Look for "Transcribe this image's" in the listing below, then copy exactly the line it appears in and all lines after it to the end, and nothing more.

====== Excerpted records ======

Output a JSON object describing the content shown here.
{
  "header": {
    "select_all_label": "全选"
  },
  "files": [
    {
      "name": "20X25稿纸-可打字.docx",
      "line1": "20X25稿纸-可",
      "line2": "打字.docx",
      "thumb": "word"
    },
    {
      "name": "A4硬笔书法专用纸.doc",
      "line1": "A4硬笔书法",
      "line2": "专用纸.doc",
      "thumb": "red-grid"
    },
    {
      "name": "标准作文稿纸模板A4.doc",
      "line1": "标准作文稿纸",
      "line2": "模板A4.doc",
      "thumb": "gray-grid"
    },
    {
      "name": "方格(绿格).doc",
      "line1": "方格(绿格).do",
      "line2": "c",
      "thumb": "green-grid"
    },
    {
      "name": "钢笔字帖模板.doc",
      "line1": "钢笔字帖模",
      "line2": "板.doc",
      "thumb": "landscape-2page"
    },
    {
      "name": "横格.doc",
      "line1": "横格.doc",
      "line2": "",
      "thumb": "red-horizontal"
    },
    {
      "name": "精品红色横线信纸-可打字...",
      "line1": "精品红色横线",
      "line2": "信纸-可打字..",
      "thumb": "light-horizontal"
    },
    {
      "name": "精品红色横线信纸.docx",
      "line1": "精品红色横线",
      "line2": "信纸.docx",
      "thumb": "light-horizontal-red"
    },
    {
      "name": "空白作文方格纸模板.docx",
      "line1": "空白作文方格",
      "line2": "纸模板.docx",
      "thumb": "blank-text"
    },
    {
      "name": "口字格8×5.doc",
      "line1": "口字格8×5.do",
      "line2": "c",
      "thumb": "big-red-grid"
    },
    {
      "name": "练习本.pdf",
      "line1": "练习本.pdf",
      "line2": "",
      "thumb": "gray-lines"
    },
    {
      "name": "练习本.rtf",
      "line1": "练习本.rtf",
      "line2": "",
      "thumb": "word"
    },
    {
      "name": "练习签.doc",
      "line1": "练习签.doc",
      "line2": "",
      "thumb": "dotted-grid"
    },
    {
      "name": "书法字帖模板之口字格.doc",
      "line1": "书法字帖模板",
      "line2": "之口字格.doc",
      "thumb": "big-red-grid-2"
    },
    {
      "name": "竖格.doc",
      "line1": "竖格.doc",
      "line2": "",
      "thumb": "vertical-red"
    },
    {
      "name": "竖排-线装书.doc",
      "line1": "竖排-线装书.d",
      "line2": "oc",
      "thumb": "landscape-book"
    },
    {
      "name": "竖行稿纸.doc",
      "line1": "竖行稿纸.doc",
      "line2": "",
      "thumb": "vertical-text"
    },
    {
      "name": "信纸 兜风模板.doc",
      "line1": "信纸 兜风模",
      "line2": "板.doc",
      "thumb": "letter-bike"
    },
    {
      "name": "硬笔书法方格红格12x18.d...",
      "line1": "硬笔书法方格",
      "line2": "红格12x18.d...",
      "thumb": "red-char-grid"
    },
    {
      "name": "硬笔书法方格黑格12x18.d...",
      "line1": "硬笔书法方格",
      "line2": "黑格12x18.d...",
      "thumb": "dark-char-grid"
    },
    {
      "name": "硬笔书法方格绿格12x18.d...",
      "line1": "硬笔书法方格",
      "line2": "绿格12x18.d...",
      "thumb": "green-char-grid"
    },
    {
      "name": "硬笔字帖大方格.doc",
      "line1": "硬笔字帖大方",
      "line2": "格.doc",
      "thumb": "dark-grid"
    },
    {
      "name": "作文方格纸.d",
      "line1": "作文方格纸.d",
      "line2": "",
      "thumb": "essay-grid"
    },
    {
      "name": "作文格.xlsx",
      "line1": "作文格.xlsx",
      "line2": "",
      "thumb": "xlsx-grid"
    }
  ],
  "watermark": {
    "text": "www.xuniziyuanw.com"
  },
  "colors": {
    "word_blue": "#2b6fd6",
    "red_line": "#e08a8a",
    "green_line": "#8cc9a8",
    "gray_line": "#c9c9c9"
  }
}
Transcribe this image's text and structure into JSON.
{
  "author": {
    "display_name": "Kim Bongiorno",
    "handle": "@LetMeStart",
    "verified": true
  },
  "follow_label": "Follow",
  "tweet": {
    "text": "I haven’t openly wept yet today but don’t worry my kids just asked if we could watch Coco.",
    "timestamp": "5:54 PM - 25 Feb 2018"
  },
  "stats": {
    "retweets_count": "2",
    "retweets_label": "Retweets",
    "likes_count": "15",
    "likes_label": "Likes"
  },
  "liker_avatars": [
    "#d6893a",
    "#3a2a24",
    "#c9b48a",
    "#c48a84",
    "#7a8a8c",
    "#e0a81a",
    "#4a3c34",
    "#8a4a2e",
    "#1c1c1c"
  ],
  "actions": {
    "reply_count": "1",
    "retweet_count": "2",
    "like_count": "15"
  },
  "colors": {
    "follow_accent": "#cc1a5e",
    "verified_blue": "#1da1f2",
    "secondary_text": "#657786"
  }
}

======

• Result of the task
Transcribe this image's text and structure into JSON.
{
  "author": {
    "display_name": "Kim Bongiorno",
    "handle": "@LetMeStart",
    "verified": true
  },
  "follow_label": "Follow",
  "tweet": {
    "text": "I haven’t openly wept yet today but don’t worry my kids just asked if we could watch Coco.",
    "timestamp": "5:54 PM - 25 Feb 2018"
  },
  "stats": {
    "retweets_count": "2",
    "retweets_label": "Retweets",
    "likes_count": "15",
    "likes_label": "Likes"
  },
  "liker_avatars": [
    "#d6893a",
    "#3a2a24",
    "#c9b48a",
    "#c48a84",
    "#7a8a8c",
    "#e0a81a",
    "#4a3c34",
    "#8a4a2e",
    "#1c1c1c"
  ],
  "actions": {
    "reply_count": "1",
    "retweet_count": "2",
    "like_count": "15"
  },
  "colors": {
    "follow_accent": "#cc1a5e",
    "verified_blue": "#1da1f2",
    "secondary_text": "#657786"
  }
}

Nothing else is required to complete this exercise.